ASSIGNED TASK:
Print the whole listing again, exactly as it stands.

··· LISTED ENTRIES ···

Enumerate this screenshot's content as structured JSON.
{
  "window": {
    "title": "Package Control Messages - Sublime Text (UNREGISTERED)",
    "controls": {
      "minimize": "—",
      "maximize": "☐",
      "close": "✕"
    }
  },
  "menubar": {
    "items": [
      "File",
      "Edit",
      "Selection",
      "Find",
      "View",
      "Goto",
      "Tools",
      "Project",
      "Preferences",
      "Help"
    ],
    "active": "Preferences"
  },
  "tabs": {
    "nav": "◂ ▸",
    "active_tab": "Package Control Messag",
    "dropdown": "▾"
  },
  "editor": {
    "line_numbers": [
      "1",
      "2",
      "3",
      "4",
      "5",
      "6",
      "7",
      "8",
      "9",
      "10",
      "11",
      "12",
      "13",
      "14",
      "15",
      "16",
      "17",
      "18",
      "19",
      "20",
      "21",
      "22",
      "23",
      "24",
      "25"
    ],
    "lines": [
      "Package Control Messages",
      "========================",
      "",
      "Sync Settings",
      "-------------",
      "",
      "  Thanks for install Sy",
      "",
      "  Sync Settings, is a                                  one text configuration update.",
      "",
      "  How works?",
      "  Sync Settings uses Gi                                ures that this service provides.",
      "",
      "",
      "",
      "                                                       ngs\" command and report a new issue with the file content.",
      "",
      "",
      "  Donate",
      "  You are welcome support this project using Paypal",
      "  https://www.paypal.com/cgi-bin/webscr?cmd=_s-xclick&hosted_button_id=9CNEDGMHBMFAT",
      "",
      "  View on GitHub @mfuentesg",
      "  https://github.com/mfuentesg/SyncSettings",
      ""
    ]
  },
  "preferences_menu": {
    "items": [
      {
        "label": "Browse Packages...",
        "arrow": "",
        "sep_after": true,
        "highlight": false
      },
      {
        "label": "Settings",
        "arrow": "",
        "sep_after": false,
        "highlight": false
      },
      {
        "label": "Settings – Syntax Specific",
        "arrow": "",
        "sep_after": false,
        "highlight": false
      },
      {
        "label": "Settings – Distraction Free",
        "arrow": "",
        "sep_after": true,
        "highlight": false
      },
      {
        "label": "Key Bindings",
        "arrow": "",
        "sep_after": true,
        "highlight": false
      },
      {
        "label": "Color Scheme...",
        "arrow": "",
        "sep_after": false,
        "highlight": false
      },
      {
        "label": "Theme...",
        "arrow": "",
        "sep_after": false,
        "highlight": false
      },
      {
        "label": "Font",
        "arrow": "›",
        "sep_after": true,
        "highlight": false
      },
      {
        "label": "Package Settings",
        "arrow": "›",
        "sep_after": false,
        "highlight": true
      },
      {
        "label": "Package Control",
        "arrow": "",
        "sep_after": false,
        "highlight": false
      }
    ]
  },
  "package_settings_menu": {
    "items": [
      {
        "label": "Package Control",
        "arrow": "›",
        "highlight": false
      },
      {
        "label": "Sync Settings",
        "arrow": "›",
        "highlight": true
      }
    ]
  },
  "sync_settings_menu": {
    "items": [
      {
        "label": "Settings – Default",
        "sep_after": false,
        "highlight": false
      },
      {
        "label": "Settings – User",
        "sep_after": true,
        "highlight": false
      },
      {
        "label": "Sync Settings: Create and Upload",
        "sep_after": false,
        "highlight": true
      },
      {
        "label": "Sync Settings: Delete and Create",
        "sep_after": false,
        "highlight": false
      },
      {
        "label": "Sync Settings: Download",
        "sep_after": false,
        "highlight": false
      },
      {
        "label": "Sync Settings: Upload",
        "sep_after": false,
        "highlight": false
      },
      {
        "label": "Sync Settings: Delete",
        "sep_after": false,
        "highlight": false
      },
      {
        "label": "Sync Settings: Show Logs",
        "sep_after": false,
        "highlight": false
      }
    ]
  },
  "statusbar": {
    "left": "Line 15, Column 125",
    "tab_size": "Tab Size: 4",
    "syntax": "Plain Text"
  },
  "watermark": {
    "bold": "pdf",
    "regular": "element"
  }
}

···

EXERCISE OUTPUT:
Enumerate this screenshot's content as structured JSON.
{
  "window": {
    "title": "Package Control Messages - Sublime Text (UNREGISTERED)",
    "controls": {
      "minimize": "—",
      "maximize": "☐",
      "close": "✕"
    }
  },
  "menubar": {
    "items": [
      "File",
      "Edit",
      "Selection",
      "Find",
      "View",
      "Goto",
      "Tools",
      "Project",
      "Preferences",
      "Help"
    ],
    "active": "Preferences"
  },
  "tabs": {
    "nav": "◂ ▸",
    "active_tab": "Package Control Messag",
    "dropdown": "▾"
  },
  "editor": {
    "line_numbers": [
      "1",
      "2",
      "3",
      "4",
      "5",
      "6",
      "7",
      "8",
      "9",
      "10",
      "11",
      "12",
      "13",
      "14",
      "15",
      "16",
      "17",
      "18",
      "19",
      "20",
      "21",
      "22",
      "23",
      "24",
      "25"
    ],
    "lines": [
      "Package Control Messages",
      "========================",
      "",
      "Sync Settings",
      "-------------",
      "",
      "  Thanks for install Sy",
      "",
      "  Sync Settings, is a                                  one text configuration update.",
      "",
      "  How works?",
      "  Sync Settings uses Gi                                ures that this service provides.",
      "",
      "",
      "",
      "                                                       ngs\" command and report a new issue with the file content.",
      "",
      "",
      "  Donate",
      "  You are welcome support this project using Paypal",
      "  https://www.paypal.com/cgi-bin/webscr?cmd=_s-xclick&hosted_button_id=9CNEDGMHBMFAT",
      "",
      "  View on GitHub @mfuentesg",
      "  https://github.com/mfuentesg/SyncSettings",
      ""
    ]
  },
  "preferences_menu": {
    "items": [
      {
        "label": "Browse Packages...",
        "arrow": "",
        "sep_after": true,
        "highlight": false
      },
      {
        "label": "Settings",
        "arrow": "",
        "sep_after": false,
        "highlight": false
      },
      {
        "label": "Settings – Syntax Specific",
        "arrow": "",
        "sep_after": false,
        "highlight": false
      },
      {
        "label": "Settings – Distraction Free",
        "arrow": "",
        "sep_after": true,
        "highlight": false
      },
      {
        "label": "Key Bindings",
        "arrow": "",
        "sep_after": true,
        "highlight": false
      },
      {
        "label": "Color Scheme...",
        "arrow": "",
        "sep_after": false,
        "highlight": false
      },
      {
        "label": "Theme...",
        "arrow": "",
        "sep_after": false,
        "highlight": false
      },
      {
        "label": "Font",
        "arrow": "›",
        "sep_after": true,
        "highlight": false
      },
      {
        "label": "Package Settings",
        "arrow": "›",
        "sep_after": false,
        "highlight": true
      },
      {
        "label": "Package Control",
        "arrow": "",
        "sep_after": false,
        "highlight": false
      }
    ]
  },
  "package_settings_menu": {
    "items": [
      {
        "label": "Package Control",
        "arrow": "›",
        "highlight": false
      },
      {
        "label": "Sync Settings",
        "arrow": "›",
        "highlight": true
      }
    ]
  },
  "sync_settings_menu": {
    "items": [
      {
        "label": "Settings – Default",
        "sep_after": false,
        "highlight": false
      },
      {
        "label": "Settings – User",
        "sep_after": true,
        "highlight": false
      },
      {
        "label": "Sync Settings: Create and Upload",
        "sep_after": false,
        "highlight": true
      },
      {
        "label": "Sync Settings: Delete and Create",
        "sep_after": false,
        "highlight": false
      },
      {
        "label": "Sync Settings: Download",
        "sep_after": false,
        "highlight": false
      },
      {
        "label": "Sync Settings: Upload",
        "sep_after": false,
        "highlight": false
      },
      {
        "label": "Sync Settings: Delete",
        "sep_after": false,
        "highlight": false
      },
      {
        "label": "Sync Settings: Show Logs",
        "sep_after": false,
        "highlight": false
      }
    ]
  },
  "statusbar": {
    "left": "Line 15, Column 125",
    "tab_size": "Tab Size: 4",
    "syntax": "Plain Text"
  },
  "watermark": {
    "bold": "pdf",
    "regular": "element"
  }
}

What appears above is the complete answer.